*** DATA PROVIDED ***
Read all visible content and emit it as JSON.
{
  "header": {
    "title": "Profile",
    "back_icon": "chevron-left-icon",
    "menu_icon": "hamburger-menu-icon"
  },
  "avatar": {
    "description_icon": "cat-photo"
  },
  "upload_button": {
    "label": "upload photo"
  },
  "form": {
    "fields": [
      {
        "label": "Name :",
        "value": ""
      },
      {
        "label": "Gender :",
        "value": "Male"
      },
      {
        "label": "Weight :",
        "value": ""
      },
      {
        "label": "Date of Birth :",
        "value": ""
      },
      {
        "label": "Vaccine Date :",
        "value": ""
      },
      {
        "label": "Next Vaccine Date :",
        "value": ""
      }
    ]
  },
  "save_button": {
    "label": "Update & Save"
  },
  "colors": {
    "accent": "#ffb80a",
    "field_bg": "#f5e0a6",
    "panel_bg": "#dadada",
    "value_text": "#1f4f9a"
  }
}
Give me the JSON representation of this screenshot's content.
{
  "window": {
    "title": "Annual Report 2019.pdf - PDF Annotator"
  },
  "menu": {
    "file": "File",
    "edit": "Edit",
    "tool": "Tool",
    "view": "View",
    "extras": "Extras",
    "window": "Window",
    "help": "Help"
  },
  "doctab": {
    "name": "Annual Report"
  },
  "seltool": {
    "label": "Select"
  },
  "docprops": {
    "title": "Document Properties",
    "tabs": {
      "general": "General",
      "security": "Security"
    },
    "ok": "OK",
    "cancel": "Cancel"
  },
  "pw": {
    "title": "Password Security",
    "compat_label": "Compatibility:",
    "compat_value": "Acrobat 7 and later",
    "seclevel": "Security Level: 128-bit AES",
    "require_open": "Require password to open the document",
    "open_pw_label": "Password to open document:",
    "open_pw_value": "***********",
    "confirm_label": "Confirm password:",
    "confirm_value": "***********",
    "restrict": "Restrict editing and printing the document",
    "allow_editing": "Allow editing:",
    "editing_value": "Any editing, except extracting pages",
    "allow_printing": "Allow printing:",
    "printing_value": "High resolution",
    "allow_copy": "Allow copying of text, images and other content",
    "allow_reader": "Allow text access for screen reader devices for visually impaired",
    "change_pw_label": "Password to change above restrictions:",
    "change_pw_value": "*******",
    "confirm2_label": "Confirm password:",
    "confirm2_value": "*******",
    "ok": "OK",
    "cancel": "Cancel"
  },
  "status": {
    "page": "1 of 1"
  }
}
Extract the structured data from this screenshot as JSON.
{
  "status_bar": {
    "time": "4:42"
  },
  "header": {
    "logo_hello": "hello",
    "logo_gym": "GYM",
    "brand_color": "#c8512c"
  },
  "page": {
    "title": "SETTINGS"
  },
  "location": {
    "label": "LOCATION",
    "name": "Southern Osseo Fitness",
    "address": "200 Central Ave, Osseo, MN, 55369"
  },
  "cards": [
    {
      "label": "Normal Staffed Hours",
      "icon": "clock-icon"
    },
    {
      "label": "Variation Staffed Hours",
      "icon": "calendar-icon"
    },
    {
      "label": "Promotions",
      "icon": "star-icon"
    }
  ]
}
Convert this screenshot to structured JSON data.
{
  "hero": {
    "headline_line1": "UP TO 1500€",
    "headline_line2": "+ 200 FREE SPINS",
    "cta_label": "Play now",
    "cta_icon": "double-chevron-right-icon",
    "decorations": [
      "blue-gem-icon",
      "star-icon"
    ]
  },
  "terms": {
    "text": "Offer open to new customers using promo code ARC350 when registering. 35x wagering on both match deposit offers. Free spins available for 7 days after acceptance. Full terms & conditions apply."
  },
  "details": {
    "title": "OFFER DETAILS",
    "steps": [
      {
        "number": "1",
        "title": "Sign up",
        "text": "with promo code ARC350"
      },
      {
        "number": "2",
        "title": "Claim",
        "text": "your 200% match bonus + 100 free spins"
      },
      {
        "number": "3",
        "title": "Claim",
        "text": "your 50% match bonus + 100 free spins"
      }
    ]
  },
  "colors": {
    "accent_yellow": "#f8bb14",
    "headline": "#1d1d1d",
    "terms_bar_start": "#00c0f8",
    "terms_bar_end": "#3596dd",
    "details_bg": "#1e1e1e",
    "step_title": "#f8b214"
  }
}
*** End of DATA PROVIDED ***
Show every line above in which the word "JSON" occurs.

# TASK OUTPUT
Read all visible content and emit it as JSON.
Give me the JSON representation of this screenshot's content.
Extract the structured data from this screenshot as JSON.
Convert this screenshot to structured JSON data.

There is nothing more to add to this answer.